Task data.
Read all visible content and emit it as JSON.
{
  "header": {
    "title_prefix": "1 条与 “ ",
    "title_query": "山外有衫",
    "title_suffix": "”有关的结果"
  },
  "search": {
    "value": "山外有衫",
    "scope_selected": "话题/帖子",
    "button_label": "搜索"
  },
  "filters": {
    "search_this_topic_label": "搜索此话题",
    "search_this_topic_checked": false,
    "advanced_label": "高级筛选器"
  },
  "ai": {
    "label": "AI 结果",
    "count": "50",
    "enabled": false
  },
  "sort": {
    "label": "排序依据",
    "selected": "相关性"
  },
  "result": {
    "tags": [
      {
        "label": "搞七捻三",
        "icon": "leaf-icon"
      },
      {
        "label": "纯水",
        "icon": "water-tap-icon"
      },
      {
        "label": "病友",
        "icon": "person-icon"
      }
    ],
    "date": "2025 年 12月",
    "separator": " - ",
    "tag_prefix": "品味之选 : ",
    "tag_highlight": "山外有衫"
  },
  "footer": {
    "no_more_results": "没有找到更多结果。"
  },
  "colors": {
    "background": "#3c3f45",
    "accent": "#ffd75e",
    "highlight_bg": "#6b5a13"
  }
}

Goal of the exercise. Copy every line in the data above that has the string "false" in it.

Response to this exercise.
    "search_this_topic_checked": false,
    "enabled": false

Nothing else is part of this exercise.